Bob Smith was born in Springfield, MA in 1944. Awarded a traveling scholarship by the Boston Museum of Fine Arts in 1969, he went to Europe, settling in Madrid then Morocco. Between 1971 and 1977, Smith was regularly exhibited across Europe, including the 1973 Biennale de Paris.  In 1977, Bob Smith returned to New York City. Sharing a loft with video artist Michel Auder he became friends with many artists and poets. In the harsh realities of the city, his work of the 80s took a new turn getting interested in people’s fantasies and dreams, first with the wave of Egyptomania around the large exhibition “The Treasues of Tutankhamon” organized by the Metropolitan Museum and soon followed by his Sleepers & Dreamers’ series of paintings inspired by his participation in some of Carole Bovoso’s (Ione) dream workshops.

 By the late eighties, Smith moved to Miami. During this time, he was battling debilitating symptoms of AIDS but found joy in creating art and being active in various art collectives and organizations.

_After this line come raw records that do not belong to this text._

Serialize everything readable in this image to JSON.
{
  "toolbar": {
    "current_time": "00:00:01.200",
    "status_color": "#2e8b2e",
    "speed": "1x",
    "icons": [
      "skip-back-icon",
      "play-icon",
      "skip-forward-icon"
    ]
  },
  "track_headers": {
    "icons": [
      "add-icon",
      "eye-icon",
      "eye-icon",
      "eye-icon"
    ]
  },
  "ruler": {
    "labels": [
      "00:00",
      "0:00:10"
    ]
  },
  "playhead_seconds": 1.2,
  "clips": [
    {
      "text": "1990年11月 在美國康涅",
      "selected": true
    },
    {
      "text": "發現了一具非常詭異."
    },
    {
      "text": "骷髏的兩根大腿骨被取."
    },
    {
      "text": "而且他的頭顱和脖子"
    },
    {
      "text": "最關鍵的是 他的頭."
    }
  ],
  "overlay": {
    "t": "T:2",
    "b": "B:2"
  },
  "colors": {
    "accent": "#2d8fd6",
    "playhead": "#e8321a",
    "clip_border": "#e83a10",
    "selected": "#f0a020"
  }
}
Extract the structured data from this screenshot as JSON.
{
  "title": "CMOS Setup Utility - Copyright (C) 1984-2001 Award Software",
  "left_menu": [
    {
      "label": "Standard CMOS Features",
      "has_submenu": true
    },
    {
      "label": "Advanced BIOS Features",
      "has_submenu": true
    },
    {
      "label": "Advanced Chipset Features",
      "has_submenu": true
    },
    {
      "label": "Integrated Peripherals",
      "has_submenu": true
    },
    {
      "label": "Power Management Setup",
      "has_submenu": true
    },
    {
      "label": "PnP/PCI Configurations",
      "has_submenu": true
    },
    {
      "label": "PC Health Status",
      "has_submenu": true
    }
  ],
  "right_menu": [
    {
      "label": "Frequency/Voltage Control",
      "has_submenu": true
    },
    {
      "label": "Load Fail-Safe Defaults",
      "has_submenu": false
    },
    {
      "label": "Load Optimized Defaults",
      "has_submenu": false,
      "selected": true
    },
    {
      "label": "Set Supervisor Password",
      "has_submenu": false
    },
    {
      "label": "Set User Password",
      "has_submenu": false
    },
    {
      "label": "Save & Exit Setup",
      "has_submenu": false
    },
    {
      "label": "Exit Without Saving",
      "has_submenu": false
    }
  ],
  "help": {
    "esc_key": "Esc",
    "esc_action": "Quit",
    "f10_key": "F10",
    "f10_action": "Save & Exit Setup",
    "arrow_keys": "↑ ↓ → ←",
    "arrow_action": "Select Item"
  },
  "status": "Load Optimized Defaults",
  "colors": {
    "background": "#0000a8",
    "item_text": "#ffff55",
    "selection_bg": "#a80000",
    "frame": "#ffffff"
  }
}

Smith passed away in Miami, Florida in 1990. 

 Bob Smith is featured in the upcoming issue of the quarterly journal.


MORE FROM Bob Smith